> What you should do: All of the data below needs to be set down once more, exactly as written.

[Records excerpted from a collection]
▬▬▬
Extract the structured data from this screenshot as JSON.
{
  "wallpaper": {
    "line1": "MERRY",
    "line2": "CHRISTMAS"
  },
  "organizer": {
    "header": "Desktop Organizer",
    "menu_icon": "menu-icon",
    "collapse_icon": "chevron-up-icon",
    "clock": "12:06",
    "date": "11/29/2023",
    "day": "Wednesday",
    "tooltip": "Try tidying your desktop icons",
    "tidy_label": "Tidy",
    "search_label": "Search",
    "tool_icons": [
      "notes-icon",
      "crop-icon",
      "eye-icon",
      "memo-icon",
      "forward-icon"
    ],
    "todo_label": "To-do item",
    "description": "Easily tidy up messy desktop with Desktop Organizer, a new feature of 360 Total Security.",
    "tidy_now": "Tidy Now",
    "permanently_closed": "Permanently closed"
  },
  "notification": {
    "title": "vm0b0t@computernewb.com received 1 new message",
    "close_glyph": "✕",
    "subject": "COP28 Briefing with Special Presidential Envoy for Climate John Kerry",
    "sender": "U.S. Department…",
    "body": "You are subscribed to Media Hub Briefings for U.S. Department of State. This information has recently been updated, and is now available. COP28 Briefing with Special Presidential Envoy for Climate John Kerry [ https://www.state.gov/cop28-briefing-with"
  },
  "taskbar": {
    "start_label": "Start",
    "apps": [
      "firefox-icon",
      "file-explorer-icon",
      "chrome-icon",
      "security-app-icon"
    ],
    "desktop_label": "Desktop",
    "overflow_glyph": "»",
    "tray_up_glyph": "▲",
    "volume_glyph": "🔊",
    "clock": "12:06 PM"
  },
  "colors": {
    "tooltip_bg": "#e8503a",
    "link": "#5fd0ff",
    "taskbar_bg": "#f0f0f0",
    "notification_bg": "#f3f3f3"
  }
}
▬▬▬
> Response for this exercise:
Extract the structured data from this screenshot as JSON.
{
  "wallpaper": {
    "line1": "MERRY",
    "line2": "CHRISTMAS"
  },
  "organizer": {
    "header": "Desktop Organizer",
    "menu_icon": "menu-icon",
    "collapse_icon": "chevron-up-icon",
    "clock": "12:06",
    "date": "11/29/2023",
    "day": "Wednesday",
    "tooltip": "Try tidying your desktop icons",
    "tidy_label": "Tidy",
    "search_label": "Search",
    "tool_icons": [
      "notes-icon",
      "crop-icon",
      "eye-icon",
      "memo-icon",
      "forward-icon"
    ],
    "todo_label": "To-do item",
    "description": "Easily tidy up messy desktop with Desktop Organizer, a new feature of 360 Total Security.",
    "tidy_now": "Tidy Now",
    "permanently_closed": "Permanently closed"
  },
  "notification": {
    "title": "vm0b0t@computernewb.com received 1 new message",
    "close_glyph": "✕",
    "subject": "COP28 Briefing with Special Presidential Envoy for Climate John Kerry",
    "sender": "U.S. Department…",
    "body": "You are subscribed to Media Hub Briefings for U.S. Department of State. This information has recently been updated, and is now available. COP28 Briefing with Special Presidential Envoy for Climate John Kerry [ https://www.state.gov/cop28-briefing-with"
  },
  "taskbar": {
    "start_label": "Start",
    "apps": [
      "firefox-icon",
      "file-explorer-icon",
      "chrome-icon",
      "security-app-icon"
    ],
    "desktop_label": "Desktop",
    "overflow_glyph": "»",
    "tray_up_glyph": "▲",
    "volume_glyph": "🔊",
    "clock": "12:06 PM"
  },
  "colors": {
    "tooltip_bg": "#e8503a",
    "link": "#5fd0ff",
    "taskbar_bg": "#f0f0f0",
    "notification_bg": "#f3f3f3"
  }
}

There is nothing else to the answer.